The past month has been a whirlwind of information, training, zoom meetings, and data collecting. We have gone from breaking apart Joshua Tree fruits in a small basement in our house, to working in a USGS owned Greenhouse with hundreds upon hundreds of Joshua Tree seeds. Making the move from the basement to the greenhouse, the other interns and I were told that the seeds we had collected would begin to germinate in 10-12 days, plenty of time for us to set up planter trays (that we would eventually transplant the seeds into) as well as set up an organized plan of collecting and recording data. But being 2020, those plans changed very quickly one weekend when we discovered the first radicles emerging just 2 days after being planted. Needless to say, we were a little stressed out.

One of our Joshua Tree seedlings

But that was over a week and a half ago and things have (slightly) calmed down. Since the first radicle emerged, the other interns and I have worked from sunup ‘till sundown building and filling planter crates, collecting germination data, continuing upkeep on the seeds and the greenhouse, and creating seemingly endless excel spreadsheets pertaining to seed growth. It has been difficult work, but it has been rewarding work. I walk into the greenhouse every morning to see new radicles, hypocotyls, or cotyledons emerging from the trays and I can’t help but get a little giddy.
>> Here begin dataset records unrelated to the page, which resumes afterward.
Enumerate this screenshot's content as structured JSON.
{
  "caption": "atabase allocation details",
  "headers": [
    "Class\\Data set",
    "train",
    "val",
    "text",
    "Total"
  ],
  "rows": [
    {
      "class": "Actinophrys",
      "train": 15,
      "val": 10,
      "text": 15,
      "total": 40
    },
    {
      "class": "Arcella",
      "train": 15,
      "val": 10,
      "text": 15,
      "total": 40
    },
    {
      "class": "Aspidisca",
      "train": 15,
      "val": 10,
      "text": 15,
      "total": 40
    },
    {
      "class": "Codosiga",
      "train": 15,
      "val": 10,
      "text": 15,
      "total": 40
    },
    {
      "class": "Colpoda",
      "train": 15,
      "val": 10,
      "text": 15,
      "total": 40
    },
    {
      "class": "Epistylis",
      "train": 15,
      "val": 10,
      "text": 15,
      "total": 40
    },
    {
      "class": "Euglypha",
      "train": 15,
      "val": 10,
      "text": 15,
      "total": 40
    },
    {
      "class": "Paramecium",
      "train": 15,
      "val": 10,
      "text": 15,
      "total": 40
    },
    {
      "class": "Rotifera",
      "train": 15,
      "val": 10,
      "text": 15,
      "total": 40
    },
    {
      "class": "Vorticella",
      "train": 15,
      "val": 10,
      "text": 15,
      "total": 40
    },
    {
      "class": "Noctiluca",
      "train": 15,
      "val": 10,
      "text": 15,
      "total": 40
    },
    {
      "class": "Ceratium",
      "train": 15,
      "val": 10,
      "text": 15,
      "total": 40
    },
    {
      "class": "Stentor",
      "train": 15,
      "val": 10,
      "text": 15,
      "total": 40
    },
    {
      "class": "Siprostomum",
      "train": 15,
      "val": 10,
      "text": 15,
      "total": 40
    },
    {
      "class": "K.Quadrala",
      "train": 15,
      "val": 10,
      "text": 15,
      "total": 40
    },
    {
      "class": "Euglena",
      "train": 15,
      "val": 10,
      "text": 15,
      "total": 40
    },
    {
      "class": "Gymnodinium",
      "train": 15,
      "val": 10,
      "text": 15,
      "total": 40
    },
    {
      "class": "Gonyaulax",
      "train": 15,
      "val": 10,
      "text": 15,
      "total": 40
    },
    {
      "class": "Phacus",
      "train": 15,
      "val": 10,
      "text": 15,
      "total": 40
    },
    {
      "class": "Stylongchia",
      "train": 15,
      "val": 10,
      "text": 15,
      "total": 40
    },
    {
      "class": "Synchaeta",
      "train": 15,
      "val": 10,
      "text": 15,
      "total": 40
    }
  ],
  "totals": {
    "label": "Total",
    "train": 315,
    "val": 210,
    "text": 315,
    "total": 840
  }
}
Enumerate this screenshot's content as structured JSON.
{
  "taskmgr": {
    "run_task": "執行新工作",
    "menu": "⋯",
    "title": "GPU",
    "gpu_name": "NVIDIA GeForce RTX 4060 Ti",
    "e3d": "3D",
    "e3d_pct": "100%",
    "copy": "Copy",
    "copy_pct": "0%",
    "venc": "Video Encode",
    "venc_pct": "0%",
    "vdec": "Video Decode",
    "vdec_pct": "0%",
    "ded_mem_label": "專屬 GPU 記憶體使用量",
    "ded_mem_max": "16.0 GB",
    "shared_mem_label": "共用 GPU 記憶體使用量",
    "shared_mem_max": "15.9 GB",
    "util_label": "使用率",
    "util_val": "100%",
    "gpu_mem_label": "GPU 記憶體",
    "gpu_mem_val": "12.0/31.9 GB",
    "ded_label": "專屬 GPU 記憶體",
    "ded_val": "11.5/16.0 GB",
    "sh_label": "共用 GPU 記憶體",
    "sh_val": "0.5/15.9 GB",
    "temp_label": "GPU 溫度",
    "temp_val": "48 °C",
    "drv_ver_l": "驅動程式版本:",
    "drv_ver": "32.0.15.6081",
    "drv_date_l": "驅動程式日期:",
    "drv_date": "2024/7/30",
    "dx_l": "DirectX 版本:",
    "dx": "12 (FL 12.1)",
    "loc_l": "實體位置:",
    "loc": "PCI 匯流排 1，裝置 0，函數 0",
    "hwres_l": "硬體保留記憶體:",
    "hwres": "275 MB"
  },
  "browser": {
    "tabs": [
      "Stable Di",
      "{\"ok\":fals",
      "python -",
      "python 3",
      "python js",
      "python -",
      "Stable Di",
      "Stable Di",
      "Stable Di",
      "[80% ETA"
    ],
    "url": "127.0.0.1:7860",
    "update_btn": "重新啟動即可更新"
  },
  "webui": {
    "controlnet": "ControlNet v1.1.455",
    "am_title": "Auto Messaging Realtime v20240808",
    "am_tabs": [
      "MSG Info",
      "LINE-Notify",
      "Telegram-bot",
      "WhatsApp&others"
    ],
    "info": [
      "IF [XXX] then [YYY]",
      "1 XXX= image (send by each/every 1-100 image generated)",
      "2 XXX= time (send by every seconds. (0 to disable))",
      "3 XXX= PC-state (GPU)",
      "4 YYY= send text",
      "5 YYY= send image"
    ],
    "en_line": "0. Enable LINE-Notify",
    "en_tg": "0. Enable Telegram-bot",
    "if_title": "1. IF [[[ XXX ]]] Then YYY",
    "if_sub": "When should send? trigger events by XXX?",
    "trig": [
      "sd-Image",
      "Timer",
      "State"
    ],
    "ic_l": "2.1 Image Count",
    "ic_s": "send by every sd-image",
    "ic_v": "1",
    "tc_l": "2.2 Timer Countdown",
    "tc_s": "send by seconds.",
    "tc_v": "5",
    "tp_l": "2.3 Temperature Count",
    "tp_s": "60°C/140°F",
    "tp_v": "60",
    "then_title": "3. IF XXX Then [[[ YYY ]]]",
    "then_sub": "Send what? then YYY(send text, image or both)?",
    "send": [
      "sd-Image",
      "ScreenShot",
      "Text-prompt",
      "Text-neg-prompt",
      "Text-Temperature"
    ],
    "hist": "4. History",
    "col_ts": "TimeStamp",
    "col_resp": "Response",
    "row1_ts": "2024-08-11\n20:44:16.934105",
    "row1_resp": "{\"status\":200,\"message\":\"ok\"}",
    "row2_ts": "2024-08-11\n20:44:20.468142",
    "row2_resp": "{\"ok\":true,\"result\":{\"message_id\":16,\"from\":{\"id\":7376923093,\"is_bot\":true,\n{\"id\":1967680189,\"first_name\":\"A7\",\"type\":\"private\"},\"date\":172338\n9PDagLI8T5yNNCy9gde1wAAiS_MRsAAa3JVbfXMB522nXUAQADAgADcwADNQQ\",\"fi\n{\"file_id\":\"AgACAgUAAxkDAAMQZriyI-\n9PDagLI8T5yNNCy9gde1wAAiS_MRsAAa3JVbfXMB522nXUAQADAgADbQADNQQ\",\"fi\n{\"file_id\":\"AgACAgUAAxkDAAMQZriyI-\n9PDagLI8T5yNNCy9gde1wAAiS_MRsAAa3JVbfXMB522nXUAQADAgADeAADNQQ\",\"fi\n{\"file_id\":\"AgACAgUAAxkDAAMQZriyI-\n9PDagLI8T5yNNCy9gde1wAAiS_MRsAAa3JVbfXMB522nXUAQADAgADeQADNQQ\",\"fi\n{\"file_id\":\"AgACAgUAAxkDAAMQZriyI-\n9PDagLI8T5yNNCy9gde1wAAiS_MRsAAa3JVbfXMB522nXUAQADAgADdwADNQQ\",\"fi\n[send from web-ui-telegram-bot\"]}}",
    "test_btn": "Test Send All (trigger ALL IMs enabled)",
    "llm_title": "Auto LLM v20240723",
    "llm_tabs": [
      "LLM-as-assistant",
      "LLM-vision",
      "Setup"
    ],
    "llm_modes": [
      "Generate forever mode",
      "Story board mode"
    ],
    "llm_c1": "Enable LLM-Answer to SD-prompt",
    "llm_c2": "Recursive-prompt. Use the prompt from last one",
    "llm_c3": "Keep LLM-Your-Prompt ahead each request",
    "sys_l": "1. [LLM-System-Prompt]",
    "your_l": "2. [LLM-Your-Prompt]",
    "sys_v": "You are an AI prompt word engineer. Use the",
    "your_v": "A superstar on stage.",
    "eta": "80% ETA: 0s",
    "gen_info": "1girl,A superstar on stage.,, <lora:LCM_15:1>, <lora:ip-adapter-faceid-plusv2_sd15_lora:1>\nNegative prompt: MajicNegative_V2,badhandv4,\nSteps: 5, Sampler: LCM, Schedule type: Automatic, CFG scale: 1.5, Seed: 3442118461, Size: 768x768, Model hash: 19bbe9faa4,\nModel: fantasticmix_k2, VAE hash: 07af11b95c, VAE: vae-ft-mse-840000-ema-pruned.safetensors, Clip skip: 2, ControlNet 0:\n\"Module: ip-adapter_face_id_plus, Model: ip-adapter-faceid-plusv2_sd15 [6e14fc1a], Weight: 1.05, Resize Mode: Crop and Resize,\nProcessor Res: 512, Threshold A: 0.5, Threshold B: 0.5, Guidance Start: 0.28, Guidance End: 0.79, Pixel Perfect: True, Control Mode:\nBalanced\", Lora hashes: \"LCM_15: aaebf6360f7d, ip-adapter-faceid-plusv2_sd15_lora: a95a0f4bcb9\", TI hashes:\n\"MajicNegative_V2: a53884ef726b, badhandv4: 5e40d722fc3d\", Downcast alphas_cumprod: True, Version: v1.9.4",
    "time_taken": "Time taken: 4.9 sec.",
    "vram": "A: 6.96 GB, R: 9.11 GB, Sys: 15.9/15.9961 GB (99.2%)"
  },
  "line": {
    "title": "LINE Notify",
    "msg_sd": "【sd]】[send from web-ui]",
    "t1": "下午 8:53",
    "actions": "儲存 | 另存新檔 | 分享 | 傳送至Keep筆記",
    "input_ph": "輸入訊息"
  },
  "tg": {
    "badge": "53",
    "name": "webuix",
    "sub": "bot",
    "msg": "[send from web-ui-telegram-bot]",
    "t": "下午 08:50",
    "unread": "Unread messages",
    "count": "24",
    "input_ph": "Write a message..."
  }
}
In the craziness that the world has experienced in 2020, it’s quite a feeling to see these plants growing so well and gives me hope for their populations in the future.

As of today (August 21, 2020), we have finished transplanting 1,600 Joshua Tree Seedlings and have up-to-date data of their growth, transplanting dates, and their location in the greenhouse. We have an estimated 49 deaths so far and replacement seeds from the same matriline will soon be transplanted in their place. While it seems that the “rush” is over for now, we will continue to be vigilant with observations and data entry so we can continue forward with as little stress as possible.

Transplanting JT seeds into planter crates

Thank you all for reading, and now it is time for me and the other interns to enjoy a long-awaited break!

Until next time!

Josh Poland